== Segment start ==

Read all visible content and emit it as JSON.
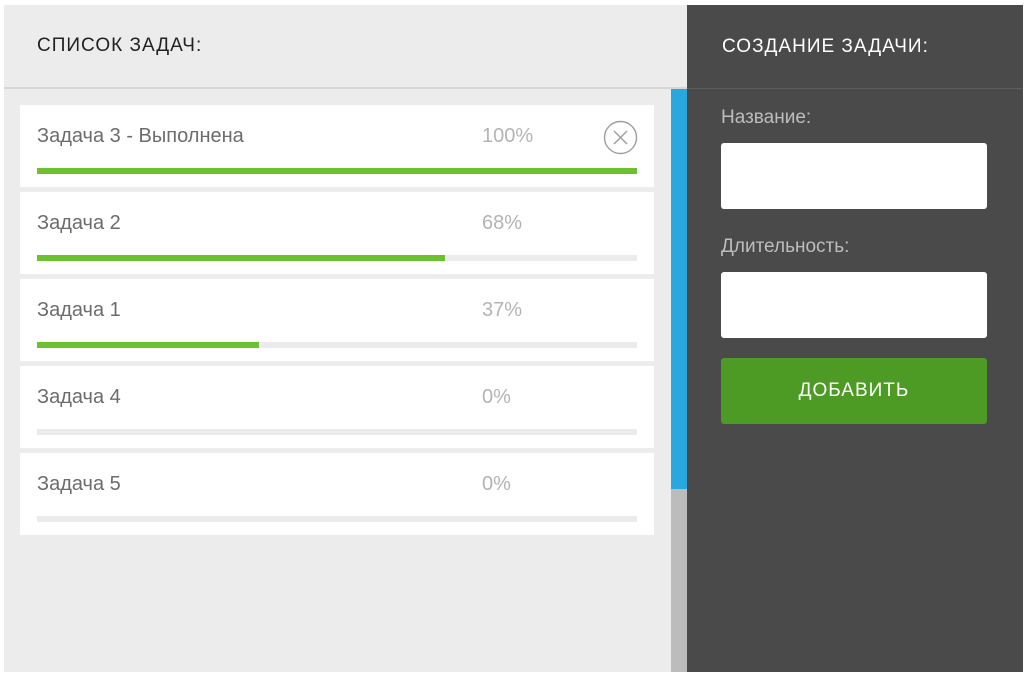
{
  "task_list": {
    "title": "СПИСОК ЗАДАЧ:",
    "tasks": [
      {
        "name": "Задача 3 - Выполнена",
        "percent_text": "100%",
        "progress": 1.0,
        "delete_icon": "circle-x-icon"
      },
      {
        "name": "Задача 2",
        "percent_text": "68%",
        "progress": 0.68
      },
      {
        "name": "Задача 1",
        "percent_text": "37%",
        "progress": 0.37
      },
      {
        "name": "Задача 4",
        "percent_text": "0%",
        "progress": 0.0
      },
      {
        "name": "Задача 5",
        "percent_text": "0%",
        "progress": 0.0
      }
    ]
  },
  "create_task": {
    "title": "СОЗДАНИЕ ЗАДАЧИ:",
    "name_label": "Название:",
    "name_value": "",
    "duration_label": "Длительность:",
    "duration_value": "",
    "add_button_label": "ДОБАВИТЬ"
  },
  "colors": {
    "progress_fill": "#6bc12e",
    "scroll_thumb": "#29a8e0",
    "add_button": "#4d9a24",
    "right_panel_bg": "#4a4a4a",
    "left_panel_bg": "#ececec"
  }
}
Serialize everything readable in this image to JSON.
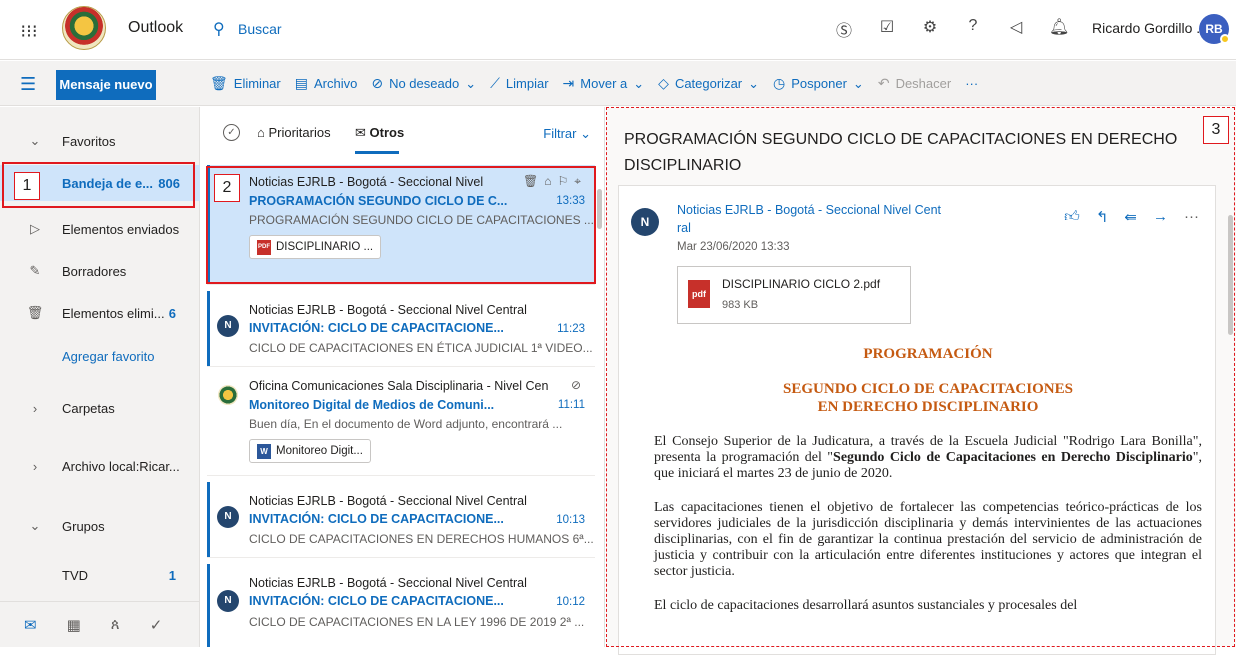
{
  "topbar": {
    "app_name": "Outlook",
    "search_placeholder": "Buscar",
    "user_name": "Ricardo Gordillo ..",
    "avatar_initials": "RB",
    "icons": [
      "skype-icon",
      "to-do-icon",
      "settings-icon",
      "help-icon",
      "feedback-icon",
      "notifications-icon"
    ]
  },
  "commands": {
    "new_message": "Mensaje nuevo",
    "delete": "Eliminar",
    "archive": "Archivo",
    "junk": "No deseado",
    "sweep": "Limpiar",
    "move_to": "Mover a",
    "categorize": "Categorizar",
    "snooze": "Posponer",
    "undo": "Deshacer",
    "more": "···"
  },
  "nav": {
    "favorites": "Favoritos",
    "inbox": "Bandeja de e...",
    "inbox_count": "806",
    "sent": "Elementos enviados",
    "drafts": "Borradores",
    "deleted": "Elementos elimi...",
    "deleted_count": "6",
    "add_favorite": "Agregar favorito",
    "folders": "Carpetas",
    "local_archive": "Archivo local:Ricar...",
    "groups": "Grupos",
    "tvd": "TVD",
    "tvd_count": "1"
  },
  "list": {
    "tab_focused": "Prioritarios",
    "tab_other": "Otros",
    "filter": "Filtrar",
    "messages": [
      {
        "sender": "Noticias EJRLB - Bogotá - Seccional Nivel",
        "subject": "PROGRAMACIÓN SEGUNDO CICLO DE C...",
        "time": "13:33",
        "preview": "PROGRAMACIÓN SEGUNDO CICLO DE CAPACITACIONES ...",
        "attachment": "DISCIPLINARIO ..."
      },
      {
        "avatar": "N",
        "sender": "Noticias EJRLB - Bogotá - Seccional Nivel Central",
        "subject": "INVITACIÓN: CICLO DE CAPACITACIONE...",
        "time": "11:23",
        "preview": "CICLO DE CAPACITACIONES EN ÉTICA JUDICIAL 1ª VIDEO..."
      },
      {
        "sender": "Oficina Comunicaciones Sala Disciplinaria - Nivel Cen",
        "subject": "Monitoreo Digital de Medios de Comuni...",
        "time": "11:11",
        "preview": "Buen día, En el documento de Word adjunto, encontrará ...",
        "attachment": "Monitoreo Digit..."
      },
      {
        "avatar": "N",
        "sender": "Noticias EJRLB - Bogotá - Seccional Nivel Central",
        "subject": "INVITACIÓN: CICLO DE CAPACITACIONE...",
        "time": "10:13",
        "preview": "CICLO DE CAPACITACIONES EN DERECHOS HUMANOS 6ª..."
      },
      {
        "avatar": "N",
        "sender": "Noticias EJRLB - Bogotá - Seccional Nivel Central",
        "subject": "INVITACIÓN: CICLO DE CAPACITACIONE...",
        "time": "10:12",
        "preview": "CICLO DE CAPACITACIONES EN LA LEY 1996 DE 2019 2ª ..."
      }
    ]
  },
  "reading": {
    "title": "PROGRAMACIÓN SEGUNDO CICLO DE CAPACITACIONES EN DERECHO DISCIPLINARIO",
    "avatar": "N",
    "from_line1": "Noticias EJRLB - Bogotá - Seccional Nivel Cent",
    "from_line2": "ral",
    "date": "Mar 23/06/2020 13:33",
    "attachment_name": "DISCIPLINARIO CICLO 2.pdf",
    "attachment_size": "983 KB",
    "heading": "PROGRAMACIÓN",
    "subheading_1": "SEGUNDO CICLO DE CAPACITACIONES",
    "subheading_2": "EN DERECHO DISCIPLINARIO",
    "p1_a": "El Consejo Superior de la Judicatura, a través de la Escuela Judicial \"Rodrigo Lara Bonilla\", presenta la programación del \"",
    "p1_b": "Segundo Ciclo de Capacitaciones en Derecho Disciplinario",
    "p1_c": "\", que iniciará el martes 23 de junio de 2020.",
    "p2": "Las capacitaciones tienen el objetivo de fortalecer las competencias teórico-prácticas de los servidores judiciales de la jurisdicción disciplinaria y demás intervinientes de las actuaciones disciplinarias, con el fin de garantizar la continua prestación del servicio de administración de justicia y contribuir con la articulación entre diferentes instituciones y actores que integran el sector justicia.",
    "p3": "El ciclo de capacitaciones desarrollará asuntos sustanciales y procesales del"
  },
  "annotations": {
    "label_1": "1",
    "label_2": "2",
    "label_3": "3"
  },
  "colors": {
    "accent": "#0f6cbd",
    "highlight": "#e0191e",
    "heading": "#c55a11"
  }
}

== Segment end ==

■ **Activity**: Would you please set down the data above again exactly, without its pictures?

■ **Solved problem**:
Read all visible content and emit it as JSON.
{
  "task_list": {
    "title": "СПИСОК ЗАДАЧ:",
    "tasks": [
      {
        "name": "Задача 3 - Выполнена",
        "percent_text": "100%",
        "progress": 1.0,
        "delete_icon": "circle-x-icon"
      },
      {
        "name": "Задача 2",
        "percent_text": "68%",
        "progress": 0.68
      },
      {
        "name": "Задача 1",
        "percent_text": "37%",
        "progress": 0.37
      },
      {
        "name": "Задача 4",
        "percent_text": "0%",
        "progress": 0.0
      },
      {
        "name": "Задача 5",
        "percent_text": "0%",
        "progress": 0.0
      }
    ]
  },
  "create_task": {
    "title": "СОЗДАНИЕ ЗАДАЧИ:",
    "name_label": "Название:",
    "name_value": "",
    "duration_label": "Длительность:",
    "duration_value": "",
    "add_button_label": "ДОБАВИТЬ"
  },
  "colors": {
    "progress_fill": "#6bc12e",
    "scroll_thumb": "#29a8e0",
    "add_button": "#4d9a24",
    "right_panel_bg": "#4a4a4a",
    "left_panel_bg": "#ececec"
  }
}
Serialize everything readable in this image to JSON.
{
  "topbar": {
    "app_name": "Outlook",
    "search_placeholder": "Buscar",
    "user_name": "Ricardo Gordillo ..",
    "avatar_initials": "RB",
    "icons": [
      "skype-icon",
      "to-do-icon",
      "settings-icon",
      "help-icon",
      "feedback-icon",
      "notifications-icon"
    ]
  },
  "commands": {
    "new_message": "Mensaje nuevo",
    "delete": "Eliminar",
    "archive": "Archivo",
    "junk": "No deseado",
    "sweep": "Limpiar",
    "move_to": "Mover a",
    "categorize": "Categorizar",
    "snooze": "Posponer",
    "undo": "Deshacer",
    "more": "···"
  },
  "nav": {
    "favorites": "Favoritos",
    "inbox": "Bandeja de e...",
    "inbox_count": "806",
    "sent": "Elementos enviados",
    "drafts": "Borradores",
    "deleted": "Elementos elimi...",
    "deleted_count": "6",
    "add_favorite": "Agregar favorito",
    "folders": "Carpetas",
    "local_archive": "Archivo local:Ricar...",
    "groups": "Grupos",
    "tvd": "TVD",
    "tvd_count": "1"
  },
  "list": {
    "tab_focused": "Prioritarios",
    "tab_other": "Otros",
    "filter": "Filtrar",
    "messages": [
      {
        "sender": "Noticias EJRLB - Bogotá - Seccional Nivel",
        "subject": "PROGRAMACIÓN SEGUNDO CICLO DE C...",
        "time": "13:33",
        "preview": "PROGRAMACIÓN SEGUNDO CICLO DE CAPACITACIONES ...",
        "attachment": "DISCIPLINARIO ..."
      },
      {
        "avatar": "N",
        "sender": "Noticias EJRLB - Bogotá - Seccional Nivel Central",
        "subject": "INVITACIÓN: CICLO DE CAPACITACIONE...",
        "time": "11:23",
        "preview": "CICLO DE CAPACITACIONES EN ÉTICA JUDICIAL 1ª VIDEO..."
      },
      {
        "sender": "Oficina Comunicaciones Sala Disciplinaria - Nivel Cen",
        "subject": "Monitoreo Digital de Medios de Comuni...",
        "time": "11:11",
        "preview": "Buen día, En el documento de Word adjunto, encontrará ...",
        "attachment": "Monitoreo Digit..."
      },
      {
        "avatar": "N",
        "sender": "Noticias EJRLB - Bogotá - Seccional Nivel Central",
        "subject": "INVITACIÓN: CICLO DE CAPACITACIONE...",
        "time": "10:13",
        "preview": "CICLO DE CAPACITACIONES EN DERECHOS HUMANOS 6ª..."
      },
      {
        "avatar": "N",
        "sender": "Noticias EJRLB - Bogotá - Seccional Nivel Central",
        "subject": "INVITACIÓN: CICLO DE CAPACITACIONE...",
        "time": "10:12",
        "preview": "CICLO DE CAPACITACIONES EN LA LEY 1996 DE 2019 2ª ..."
      }
    ]
  },
  "reading": {
    "title": "PROGRAMACIÓN SEGUNDO CICLO DE CAPACITACIONES EN DERECHO DISCIPLINARIO",
    "avatar": "N",
    "from_line1": "Noticias EJRLB - Bogotá - Seccional Nivel Cent",
    "from_line2": "ral",
    "date": "Mar 23/06/2020 13:33",
    "attachment_name": "DISCIPLINARIO CICLO 2.pdf",
    "attachment_size": "983 KB",
    "heading": "PROGRAMACIÓN",
    "subheading_1": "SEGUNDO CICLO DE CAPACITACIONES",
    "subheading_2": "EN DERECHO DISCIPLINARIO",
    "p1_a": "El Consejo Superior de la Judicatura, a través de la Escuela Judicial \"Rodrigo Lara Bonilla\", presenta la programación del \"",
    "p1_b": "Segundo Ciclo de Capacitaciones en Derecho Disciplinario",
    "p1_c": "\", que iniciará el martes 23 de junio de 2020.",
    "p2": "Las capacitaciones tienen el objetivo de fortalecer las competencias teórico-prácticas de los servidores judiciales de la jurisdicción disciplinaria y demás intervinientes de las actuaciones disciplinarias, con el fin de garantizar la continua prestación del servicio de administración de justicia y contribuir con la articulación entre diferentes instituciones y actores que integran el sector justicia.",
    "p3": "El ciclo de capacitaciones desarrollará asuntos sustanciales y procesales del"
  },
  "annotations": {
    "label_1": "1",
    "label_2": "2",
    "label_3": "3"
  },
  "colors": {
    "accent": "#0f6cbd",
    "highlight": "#e0191e",
    "heading": "#c55a11"
  }
}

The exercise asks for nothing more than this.